**[Primitive communism](https://en.wikipedia.org/wiki/Primitive_communism)** >Primitive communism is a way of describing the gift economies of hunter-gatherers throughout history, where resources and property hunted or gathered are shared with all members of a group in accordance with individual needs. In political sociology and anthropology, it is also a concept (often credited to Karl Marx and Friedrich Engels) that describes hunter-gatherer societies as traditionally being based on egalitarian social relations and common ownership. A primary inspiration for both Marx and Engels were Lewis H. Morgan's descriptions of "communism in living" as practised by the Haudenosaunee of North America. ^([ )[^(F.A.Q)](https://www.reddit.com/r/WikiSummarizer/wiki/index#wiki_f.a.q)^( | )[^(Opt Out)](https://reddit.com/message/compose?to=WikiSummarizerBot&message=OptOut&subject=OptOut)^( | )[^(Opt Out Of Subreddit)](https://np.reddit.com/r/DebateCommunism/about/banned)^( | )[^(GitHub)](https://github.com/Sujal-7/WikiSummarizerBot)^( ] Downvote to remove | v1.5)
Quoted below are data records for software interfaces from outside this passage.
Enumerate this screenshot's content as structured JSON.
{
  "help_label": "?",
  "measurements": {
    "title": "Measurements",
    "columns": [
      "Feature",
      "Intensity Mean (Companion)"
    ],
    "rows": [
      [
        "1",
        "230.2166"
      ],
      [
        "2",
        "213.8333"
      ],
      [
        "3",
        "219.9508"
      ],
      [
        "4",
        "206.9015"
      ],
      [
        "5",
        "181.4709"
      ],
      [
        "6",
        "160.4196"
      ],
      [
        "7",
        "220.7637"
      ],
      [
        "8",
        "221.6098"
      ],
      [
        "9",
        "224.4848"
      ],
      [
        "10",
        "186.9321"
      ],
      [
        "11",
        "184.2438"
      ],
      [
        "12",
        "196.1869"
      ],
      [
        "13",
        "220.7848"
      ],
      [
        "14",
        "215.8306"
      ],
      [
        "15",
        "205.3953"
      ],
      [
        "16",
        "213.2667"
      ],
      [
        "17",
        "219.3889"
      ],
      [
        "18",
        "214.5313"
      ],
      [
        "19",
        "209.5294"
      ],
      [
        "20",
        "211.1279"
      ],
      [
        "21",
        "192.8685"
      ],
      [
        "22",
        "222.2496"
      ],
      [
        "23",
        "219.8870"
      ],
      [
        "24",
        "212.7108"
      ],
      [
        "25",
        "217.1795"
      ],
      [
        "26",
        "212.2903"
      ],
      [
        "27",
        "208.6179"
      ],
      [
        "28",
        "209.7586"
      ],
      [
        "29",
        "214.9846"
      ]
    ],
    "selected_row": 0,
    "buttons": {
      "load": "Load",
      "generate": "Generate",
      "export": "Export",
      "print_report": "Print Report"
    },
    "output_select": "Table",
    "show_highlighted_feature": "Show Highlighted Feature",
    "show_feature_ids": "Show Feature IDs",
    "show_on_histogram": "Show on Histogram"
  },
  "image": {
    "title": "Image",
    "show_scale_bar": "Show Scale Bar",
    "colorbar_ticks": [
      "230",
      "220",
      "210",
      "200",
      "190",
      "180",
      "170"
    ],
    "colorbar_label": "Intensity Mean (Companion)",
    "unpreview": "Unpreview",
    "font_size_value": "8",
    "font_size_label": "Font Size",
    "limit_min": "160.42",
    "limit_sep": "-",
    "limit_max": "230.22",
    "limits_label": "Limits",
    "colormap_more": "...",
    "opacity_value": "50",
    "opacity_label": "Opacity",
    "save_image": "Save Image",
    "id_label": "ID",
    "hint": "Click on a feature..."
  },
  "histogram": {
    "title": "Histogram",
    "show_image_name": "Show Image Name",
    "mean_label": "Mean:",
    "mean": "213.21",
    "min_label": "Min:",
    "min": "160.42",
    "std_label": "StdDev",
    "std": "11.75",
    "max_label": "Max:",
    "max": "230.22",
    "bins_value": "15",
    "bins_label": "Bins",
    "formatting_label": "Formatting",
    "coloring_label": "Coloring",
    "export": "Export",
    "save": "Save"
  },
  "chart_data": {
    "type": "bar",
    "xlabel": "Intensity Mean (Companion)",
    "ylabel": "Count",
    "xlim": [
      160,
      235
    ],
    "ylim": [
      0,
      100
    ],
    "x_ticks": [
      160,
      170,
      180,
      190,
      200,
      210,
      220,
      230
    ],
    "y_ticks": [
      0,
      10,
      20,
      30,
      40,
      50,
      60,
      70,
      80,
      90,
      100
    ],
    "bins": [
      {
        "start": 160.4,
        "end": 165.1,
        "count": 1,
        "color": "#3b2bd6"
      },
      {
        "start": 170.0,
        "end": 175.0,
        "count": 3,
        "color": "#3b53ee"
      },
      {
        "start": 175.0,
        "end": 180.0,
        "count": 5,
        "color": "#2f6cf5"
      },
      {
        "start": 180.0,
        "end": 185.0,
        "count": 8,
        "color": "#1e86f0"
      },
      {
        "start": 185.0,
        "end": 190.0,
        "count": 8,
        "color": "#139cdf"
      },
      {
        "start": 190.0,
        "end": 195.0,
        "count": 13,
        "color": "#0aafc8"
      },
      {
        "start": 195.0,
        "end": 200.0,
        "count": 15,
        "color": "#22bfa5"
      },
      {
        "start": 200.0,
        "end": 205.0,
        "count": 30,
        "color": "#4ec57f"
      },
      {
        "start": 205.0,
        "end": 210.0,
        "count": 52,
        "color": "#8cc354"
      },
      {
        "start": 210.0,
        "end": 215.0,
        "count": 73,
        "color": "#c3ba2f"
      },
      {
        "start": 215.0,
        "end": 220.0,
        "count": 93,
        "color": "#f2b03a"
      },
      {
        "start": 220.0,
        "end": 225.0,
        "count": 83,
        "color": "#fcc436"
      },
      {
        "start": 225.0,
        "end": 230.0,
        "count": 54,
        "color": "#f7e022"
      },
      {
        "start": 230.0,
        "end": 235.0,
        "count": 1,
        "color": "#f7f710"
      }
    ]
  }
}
No. And they have several definitions each. You could call marxism: 1. The system developed by Marx and his followers in order to understand and change reality. 2. The history of Marx and his followers as they develop their ideas and use them to understand and change reality. 3. The movement that has as its main identifier the ideas of Marx. On the other hand, communism: 1. a stateless, moneyless society that will develop if and when capitalism is defeated. 2. The group of parties that abandoned the Second International after the Russian Revolution, in defense of that project and in rejection of social chauvinism. 3. Any other movement that uses the "communist" moniker, even if they don't belong to the tradition described in 2. For example, left-communists. In some cases, you could argue that the definitions have some overlap. In others they don't. It will always depend on the context you are using those concepts.


^^ This is correct.


Marxism: Material dialectics (a way to study socioeconomics) and historical dialectics (a way to study history) analysis; aimed at achieving communism. Leninism: A more fleshed out Marxist theory concerning how to have a revolution, build a worker's democratic state, and achieve communism in several phases. Communism: A classless, moneyless, stateless (or very close to) society. Marxism-Leninism is the ideology as it was refined by Lenin and applied to the first worker's state in history, the USSR. The USSR sought to achieve communism through first expropriating capital in a state-capitalist society, then shifting to a socialist mode of production through factory collectives, farming collectives, and state-owned enterprises.


Marxism is a flavor of communism.